FM optimistic about economy; expects 5% growth in FY'14
Seeking to paint an optimistic picture of the economy, Finance Minister P Chidambaram today said the country will clock a growth rate of 5 per cent in the current fiscal notwithstanding the current stress.
"We are going through a period of stress but there is a ground for optimism...we hope things will become better in the second half of the current fiscal," he said at a press conference here.
The Finance Minister based his optimism on several factors including better-than-expected second quarter GDP growth of 4.8 per cent, improvement in current account deficit position and recovery of exports.
The growth rate in the current fiscal, Chidambaram said, is likely to be 5 per cent.
He further said: "The second quarter GDP growth rate indicates that the economy may be recovering and on a growth trajectory again...performance of Q2 is broadly on the expected line."
With the recent improvement in some important sectors like manufacturing, better performance of exports and with the measures taken by the government the economy can be expected to show further improvement, he said.

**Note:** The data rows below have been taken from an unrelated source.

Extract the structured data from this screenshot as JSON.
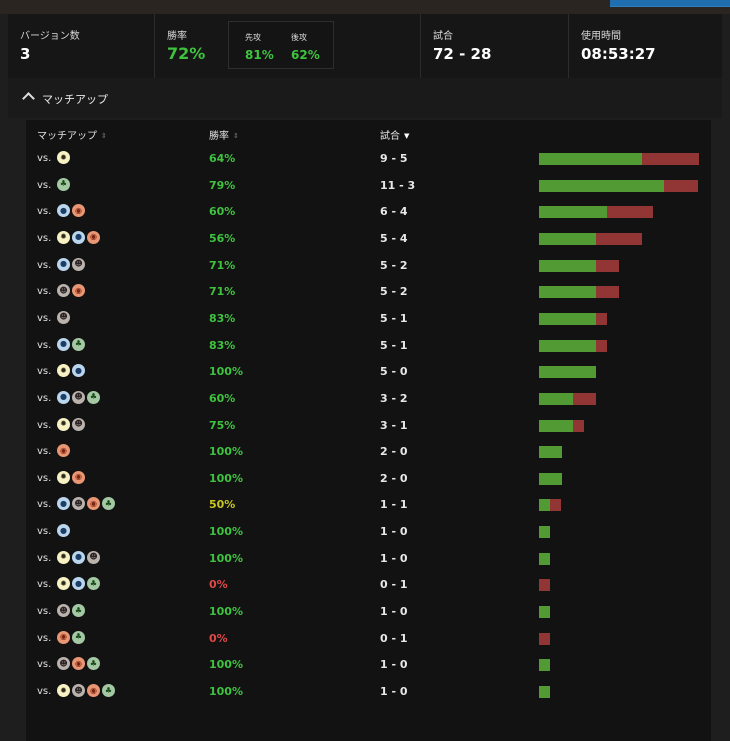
{
  "stats": {
    "versions_label": "バージョン数",
    "versions_value": "3",
    "winrate_label": "勝率",
    "winrate_value": "72%",
    "first_label": "先攻",
    "first_value": "81%",
    "second_label": "後攻",
    "second_value": "62%",
    "matches_label": "試合",
    "matches_value": "72 - 28",
    "playtime_label": "使用時間",
    "playtime_value": "08:53:27"
  },
  "section": {
    "title": "マッチアップ"
  },
  "table": {
    "col_matchup": "マッチアップ",
    "col_winrate": "勝率",
    "col_games": "試合",
    "vs_label": "vs.",
    "colors": {
      "win": "#519a34",
      "loss": "#923535",
      "good": "#3fc33f",
      "mid": "#c7c81e",
      "bad": "#e04848"
    },
    "rows": [
      {
        "icons": [
          "W"
        ],
        "winrate": "64%",
        "record": "9 - 5",
        "wins": 9,
        "losses": 5
      },
      {
        "icons": [
          "G"
        ],
        "winrate": "79%",
        "record": "11 - 3",
        "wins": 11,
        "losses": 3
      },
      {
        "icons": [
          "U",
          "R"
        ],
        "winrate": "60%",
        "record": "6 - 4",
        "wins": 6,
        "losses": 4
      },
      {
        "icons": [
          "W",
          "U",
          "R"
        ],
        "winrate": "56%",
        "record": "5 - 4",
        "wins": 5,
        "losses": 4
      },
      {
        "icons": [
          "U",
          "B"
        ],
        "winrate": "71%",
        "record": "5 - 2",
        "wins": 5,
        "losses": 2
      },
      {
        "icons": [
          "B",
          "R"
        ],
        "winrate": "71%",
        "record": "5 - 2",
        "wins": 5,
        "losses": 2
      },
      {
        "icons": [
          "B"
        ],
        "winrate": "83%",
        "record": "5 - 1",
        "wins": 5,
        "losses": 1
      },
      {
        "icons": [
          "U",
          "G"
        ],
        "winrate": "83%",
        "record": "5 - 1",
        "wins": 5,
        "losses": 1
      },
      {
        "icons": [
          "W",
          "U"
        ],
        "winrate": "100%",
        "record": "5 - 0",
        "wins": 5,
        "losses": 0
      },
      {
        "icons": [
          "U",
          "B",
          "G"
        ],
        "winrate": "60%",
        "record": "3 - 2",
        "wins": 3,
        "losses": 2
      },
      {
        "icons": [
          "W",
          "B"
        ],
        "winrate": "75%",
        "record": "3 - 1",
        "wins": 3,
        "losses": 1
      },
      {
        "icons": [
          "R"
        ],
        "winrate": "100%",
        "record": "2 - 0",
        "wins": 2,
        "losses": 0
      },
      {
        "icons": [
          "W",
          "R"
        ],
        "winrate": "100%",
        "record": "2 - 0",
        "wins": 2,
        "losses": 0
      },
      {
        "icons": [
          "U",
          "B",
          "R",
          "G"
        ],
        "winrate": "50%",
        "record": "1 - 1",
        "wins": 1,
        "losses": 1
      },
      {
        "icons": [
          "U"
        ],
        "winrate": "100%",
        "record": "1 - 0",
        "wins": 1,
        "losses": 0
      },
      {
        "icons": [
          "W",
          "U",
          "B"
        ],
        "winrate": "100%",
        "record": "1 - 0",
        "wins": 1,
        "losses": 0
      },
      {
        "icons": [
          "W",
          "U",
          "G"
        ],
        "winrate": "0%",
        "record": "0 - 1",
        "wins": 0,
        "losses": 1
      },
      {
        "icons": [
          "B",
          "G"
        ],
        "winrate": "100%",
        "record": "1 - 0",
        "wins": 1,
        "losses": 0
      },
      {
        "icons": [
          "R",
          "G"
        ],
        "winrate": "0%",
        "record": "0 - 1",
        "wins": 0,
        "losses": 1
      },
      {
        "icons": [
          "B",
          "R",
          "G"
        ],
        "winrate": "100%",
        "record": "1 - 0",
        "wins": 1,
        "losses": 0
      },
      {
        "icons": [
          "W",
          "B",
          "R",
          "G"
        ],
        "winrate": "100%",
        "record": "1 - 0",
        "wins": 1,
        "losses": 0
      }
    ]
  }
}
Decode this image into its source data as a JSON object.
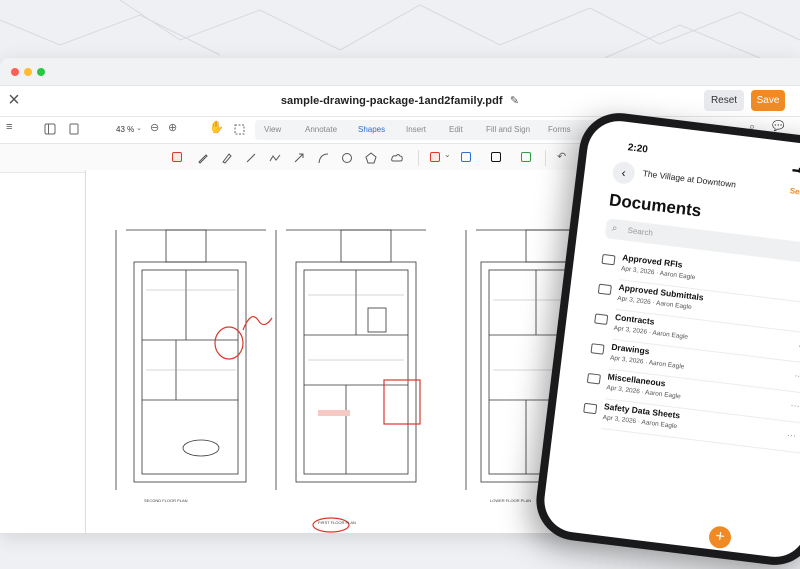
{
  "window": {
    "file_name": "sample-drawing-package-1and2family.pdf",
    "reset_label": "Reset",
    "save_label": "Save"
  },
  "toolbar": {
    "zoom": "43 %",
    "tabs": [
      "View",
      "Annotate",
      "Shapes",
      "Insert",
      "Edit",
      "Fill and Sign",
      "Forms"
    ],
    "active_tab": "Shapes"
  },
  "colors": {
    "accent": "#f08a24",
    "active_tab": "#2d6cdf",
    "markup_red": "#d9382b"
  },
  "drawing": {
    "labels": [
      "SECOND FLOOR PLAN",
      "FIRST FLOOR PLAN",
      "LOWER FLOOR PLAN"
    ]
  },
  "phone": {
    "time": "2:20",
    "project": "The Village at Downtown",
    "select_label": "Select",
    "title": "Documents",
    "search_placeholder": "Search",
    "documents": [
      {
        "name": "Approved RFIs",
        "date": "Apr 3, 2026",
        "user": "Aaron Eagle"
      },
      {
        "name": "Approved Submittals",
        "date": "Apr 3, 2026",
        "user": "Aaron Eagle"
      },
      {
        "name": "Contracts",
        "date": "Apr 3, 2026",
        "user": "Aaron Eagle"
      },
      {
        "name": "Drawings",
        "date": "Apr 3, 2026",
        "user": "Aaron Eagle"
      },
      {
        "name": "Miscellaneous",
        "date": "Apr 3, 2026",
        "user": "Aaron Eagle"
      },
      {
        "name": "Safety Data Sheets",
        "date": "Apr 3, 2026",
        "user": "Aaron Eagle"
      }
    ]
  }
}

Chidambaram also expressed the confidence that the government will be able to achieve the disinvestment target of Rs 40,000 crore and contain the fiscal deficit within 4.8 per cent of the GDP.
"We are still on target. We are on course for disinvestment. We are still on track to achieve Rs 40,000 crore target," he said.
Chidambaram said the fiscal deficit has been high in the first half of the current financial year on account of front-loading of expenditure.
"The fiscal deficit at the end of any month does not give a true picture as expenditure is front-loaded and revenues are usually back-loaded. We will contain fiscal deficit at 4.8 per cent," he said.
In the first seven months (April-October) of 2013-14, the fiscal deficit, which is the difference between the earnings and spendings of government, was already at 84.4 per cent of the full-year Budget estimates.
Chidambaram said Plan Expenditure at the end of October was 48.3 per cent of BE, compared to last year's 43.2 per cent. The net tax and non-tax revenues up to October is 43.2 per cent of BE, exactly same as last year, he added.
"There is some momentum in the beginning of the second half. We will push for tax collections to speed up and once revenue collections speed up, we are confident that we will contain the fiscal deficit," Chidambaram said.
He said the government will garner little more from the sale of spectrum than the Budget target of Rs 40,000 crore.
Replying to queries on inflation, Chidambaram said the principal responsibility of taming food inflation and all instruments for that lies with state governments.
"For years state governments have simply shrug their responsibility and blamed the central government. I am not saying the central government is not responsible, but principal responsibility in dealing with food inflation lies with state government.
"They must take action against hoarding and profiteering.
They must take action on removing the barriers to trade... They must encourage people to improve supply change to bring produce to shelves," he said.
The retail inflation swelled to 10.09 per cent in October, mainly on account of high food prices.
The Wholesale Price Index (WPI) based inflation stood at 8-month high of 7 per cent in October. The rate of price rise in food articles was at 18.19 per cent.